What assumptions have people made about you when they find out you’re a writer? Are some of them true? Or are you drastically misunderstood? Let me know in the comments below. In the meanwhile, have a great day!
Writers are creatures of habit, but each writer has their own particular set of habits. As I watch my fellow writers spin their tales, I’ve noticed them do some things that, for better or for worse, are simply out of my reach.
Here are six things other writers do that I can’t.
Improvise (a.k.a. ‘Pantsing’)
I live and die by the outline. While I firmly believe in allowing the story to grow organically and giving myself room to discover and be surprised by the process, if I try to write a complete story with no framework, no visual indication of where I’m going, I guarantee I won’t finish that project.
Write scenes/chapters out of order
Even though I always know what’s coming next thanks to my rigorous, often obsessive, outlining, I refuse to (and cannot) write the events of my story out of order. It just feels wrong. I know a lot of people have no problem doing so, and for some it even works better. But not me.

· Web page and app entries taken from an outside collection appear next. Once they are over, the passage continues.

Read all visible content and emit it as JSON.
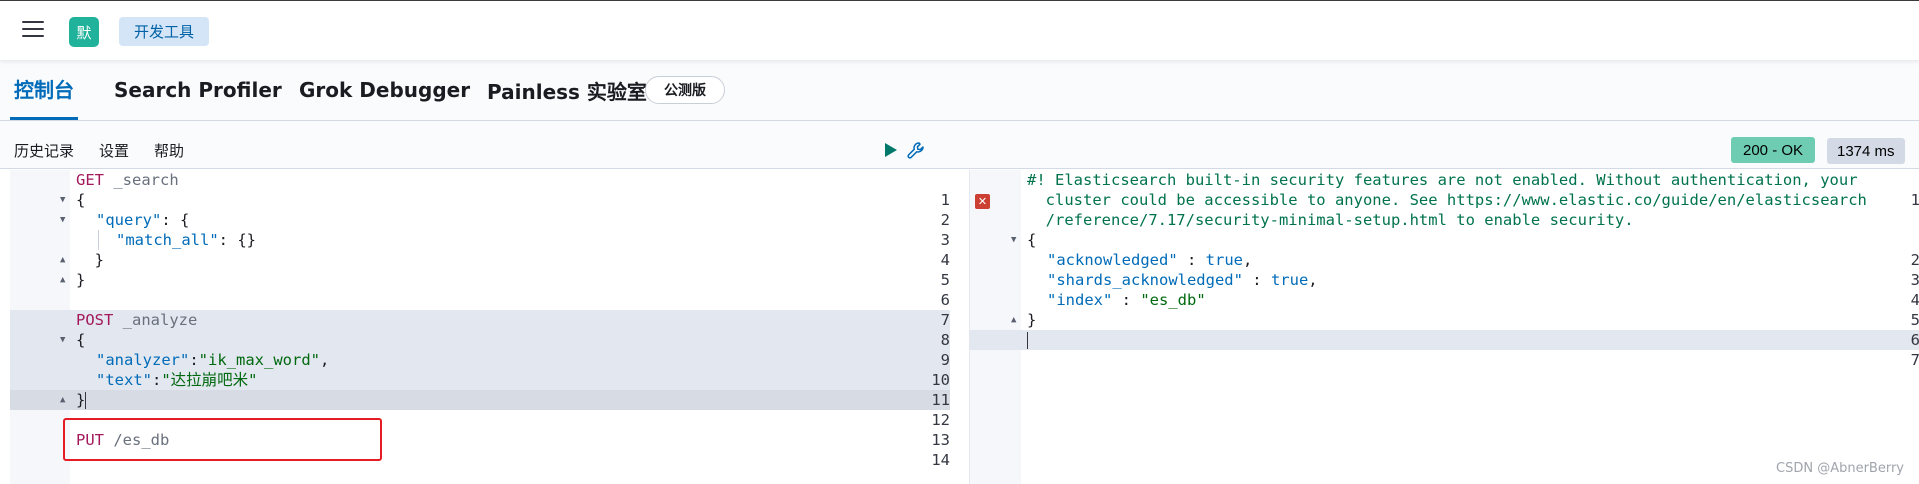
{
  "header": {
    "app_badge": "默",
    "breadcrumb": "开发工具"
  },
  "tabs": [
    {
      "label": "控制台",
      "active": true
    },
    {
      "label": "Search Profiler",
      "active": false
    },
    {
      "label": "Grok Debugger",
      "active": false
    },
    {
      "label": "Painless 实验室",
      "active": false
    }
  ],
  "beta_badge": "公测版",
  "toolbar": {
    "history": "历史记录",
    "settings": "设置",
    "help": "帮助"
  },
  "status": {
    "code": "200 - OK",
    "time": "1374 ms"
  },
  "request_editor": {
    "lines": [
      {
        "n": "1",
        "method": "GET",
        "url": " _search"
      },
      {
        "n": "2",
        "text": "{"
      },
      {
        "n": "3",
        "key": "\"query\"",
        "rest": ": {"
      },
      {
        "n": "4",
        "key": "\"match_all\"",
        "rest": ": {}"
      },
      {
        "n": "5",
        "text": "  }"
      },
      {
        "n": "6",
        "text": "}"
      },
      {
        "n": "7",
        "text": ""
      },
      {
        "n": "8",
        "method": "POST",
        "url": " _analyze"
      },
      {
        "n": "9",
        "text": "{"
      },
      {
        "n": "10",
        "key": "\"analyzer\"",
        "sep": ":",
        "str": "\"ik_max_word\"",
        "tail": ","
      },
      {
        "n": "11",
        "key": "\"text\"",
        "sep": ":",
        "str": "\"达拉崩吧米\""
      },
      {
        "n": "12",
        "text": "}"
      },
      {
        "n": "13",
        "text": ""
      },
      {
        "n": "14",
        "method": "PUT",
        "url": " /es_db"
      }
    ]
  },
  "response_editor": {
    "comment_lines": [
      "#! Elasticsearch built-in security features are not enabled. Without authentication, your",
      "  cluster could be accessible to anyone. See https://www.elastic.co/guide/en/elasticsearch",
      "  /reference/7.17/security-minimal-setup.html to enable security."
    ],
    "line_numbers": [
      "1",
      "2",
      "3",
      "4",
      "5",
      "6",
      "7"
    ],
    "body": [
      {
        "text": "{"
      },
      {
        "key": "\"acknowledged\"",
        "sep": " : ",
        "val": "true",
        "tail": ","
      },
      {
        "key": "\"shards_acknowledged\"",
        "sep": " : ",
        "val": "true",
        "tail": ","
      },
      {
        "key": "\"index\"",
        "sep": " : ",
        "str": "\"es_db\""
      },
      {
        "text": "}"
      }
    ]
  },
  "watermark": "CSDN @AbnerBerry"
}
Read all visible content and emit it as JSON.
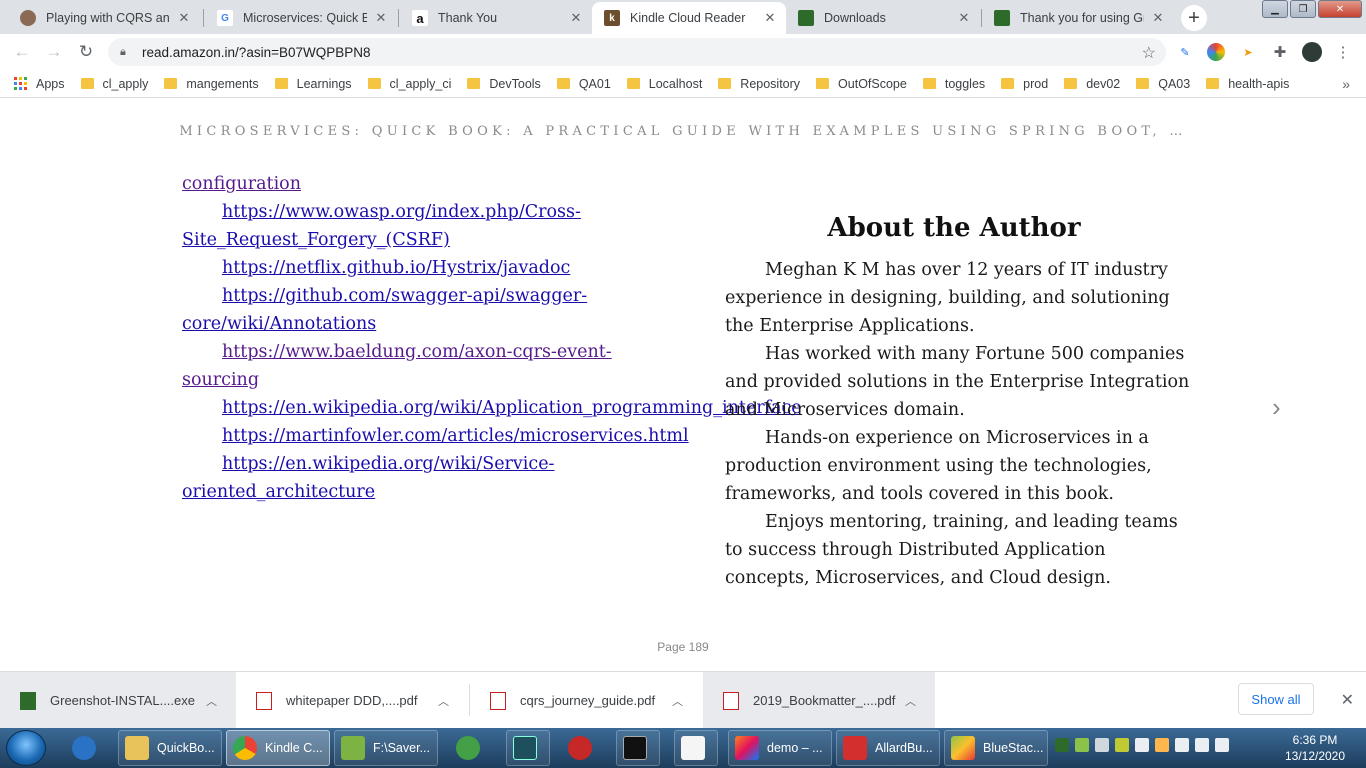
{
  "browser": {
    "tabs": [
      {
        "title": "Playing with CQRS and E",
        "favicon": "avatar-icon",
        "active": false
      },
      {
        "title": "Microservices: Quick Boo",
        "favicon": "google-icon",
        "active": false
      },
      {
        "title": "Thank You",
        "favicon": "amazon-icon",
        "active": false
      },
      {
        "title": "Kindle Cloud Reader",
        "favicon": "kindle-icon",
        "active": true
      },
      {
        "title": "Downloads",
        "favicon": "greenshot-icon",
        "active": false
      },
      {
        "title": "Thank you for using Gre",
        "favicon": "greenshot-icon",
        "active": false
      }
    ],
    "url": "read.amazon.in/?asin=B07WQPBPN8",
    "bookmarks": [
      {
        "label": "Apps",
        "icon": "apps-grid-icon"
      },
      {
        "label": "cl_apply",
        "icon": "folder-icon"
      },
      {
        "label": "mangements",
        "icon": "folder-icon"
      },
      {
        "label": "Learnings",
        "icon": "folder-icon"
      },
      {
        "label": "cl_apply_ci",
        "icon": "folder-icon"
      },
      {
        "label": "DevTools",
        "icon": "folder-icon"
      },
      {
        "label": "QA01",
        "icon": "folder-icon"
      },
      {
        "label": "Localhost",
        "icon": "folder-icon"
      },
      {
        "label": "Repository",
        "icon": "folder-icon"
      },
      {
        "label": "OutOfScope",
        "icon": "folder-icon"
      },
      {
        "label": "toggles",
        "icon": "folder-icon"
      },
      {
        "label": "prod",
        "icon": "folder-icon"
      },
      {
        "label": "dev02",
        "icon": "folder-icon"
      },
      {
        "label": "QA03",
        "icon": "folder-icon"
      },
      {
        "label": "health-apis",
        "icon": "folder-icon"
      }
    ]
  },
  "reader": {
    "book_title": "MICROSERVICES: QUICK BOOK: A PRACTICAL GUIDE WITH EXAMPLES USING SPRING BOOT, …",
    "left_column": {
      "first_line": "configuration",
      "links": [
        {
          "text": "https://www.owasp.org/index.php/Cross-Site_Request_Forgery_(CSRF)",
          "visited": false
        },
        {
          "text": "https://netflix.github.io/Hystrix/javadoc",
          "visited": false
        },
        {
          "text": "https://github.com/swagger-api/swagger-core/wiki/Annotations",
          "visited": false
        },
        {
          "text": "https://www.baeldung.com/axon-cqrs-event-sourcing",
          "visited": true
        },
        {
          "text": "https://en.wikipedia.org/wiki/Application_programming_interface",
          "visited": false
        },
        {
          "text": "https://martinfowler.com/articles/microservices.html",
          "visited": false
        },
        {
          "text": "https://en.wikipedia.org/wiki/Service-oriented_architecture",
          "visited": false
        }
      ]
    },
    "right_column": {
      "heading": "About the Author",
      "paragraphs": [
        "Meghan K M has over 12 years of IT industry experience in designing, building, and solutioning the Enterprise Applications.",
        "Has worked with many Fortune 500 companies and provided solutions in the Enterprise Integration and Microservices domain.",
        "Hands-on experience on Microservices in a production environment using the technologies, frameworks, and tools covered in this book.",
        "Enjoys mentoring, training, and leading teams to success through Distributed Application concepts, Microservices, and Cloud design."
      ]
    },
    "page_label": "Page 189"
  },
  "downloads": {
    "items": [
      {
        "name": "Greenshot-INSTAL....exe",
        "icon": "greenshot-icon"
      },
      {
        "name": "whitepaper DDD,....pdf",
        "icon": "pdf-icon"
      },
      {
        "name": "cqrs_journey_guide.pdf",
        "icon": "pdf-icon"
      },
      {
        "name": "2019_Bookmatter_....pdf",
        "icon": "pdf-icon"
      }
    ],
    "show_all": "Show all"
  },
  "taskbar": {
    "items": [
      {
        "label": "",
        "icon": "edge-like-icon"
      },
      {
        "label": "QuickBo...",
        "icon": "folder-icon"
      },
      {
        "label": "Kindle C...",
        "icon": "chrome-icon"
      },
      {
        "label": "F:\\Saver...",
        "icon": "notepad-icon"
      },
      {
        "label": "",
        "icon": "clock-app-icon"
      },
      {
        "label": "",
        "icon": "editor-icon"
      },
      {
        "label": "",
        "icon": "snipping-icon"
      },
      {
        "label": "",
        "icon": "terminal-icon"
      },
      {
        "label": "",
        "icon": "java-icon"
      },
      {
        "label": "demo – ...",
        "icon": "intellij-icon"
      },
      {
        "label": "AllardBu...",
        "icon": "acrobat-icon"
      },
      {
        "label": "BlueStac...",
        "icon": "bluestacks-icon"
      }
    ],
    "time": "6:36 PM",
    "date": "13/12/2020"
  },
  "colors": {
    "link": "#1a0dab",
    "link_visited": "#551a8b",
    "taskbar": "#1d3d5c",
    "accent": "#1a73e8"
  }
}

Write in cars/trains/planes
I’ve traveled a lot, and I’ve written in a lot of different countries. But try as I might, I can’t seem to write as I’m traveling. Writing in the car makes me carsick. Plane seats are too uncomfortable, and there are bound to be at least a dozen different movies playing on people’s screens to distract me. I’ve had minor success writing on trains, but more often than not I end up staring out the window.
Work on phones/tablets
A lot of people do this, and I wish I could because it looks so handy. But I can’t. I can’t keep notes, or write sections, or really do anything writing-related on my phone or tablet. Maybe my thumbs are too clumsy. Maybe the screen is too small. I don’t know. It just won’t happen.
Get up extra early to write
I’m not a morning person. I have, however, disciplined myself to be up at a decent hour and get to work (as long as there’s coffee). What I can’t do is force myself to get up earlier than my schedule dictates and expect myself to focus on the creative process. My brain functions far better late at night than early in the morning.
Write in my bedroom
This is mostly choice, but I can’t write or work in my own bedroom. Perhaps such proximity to my bed is too tempting, or perhaps the bookshelf behind me would be my undoing. Either way, I try to keep my work-space separate from my leisure/relax/sleeping space.
What are some of the things other writers do that don’t work for you? Drop a comment below! As always, I’m super glad you stopped by. Enjoy your day!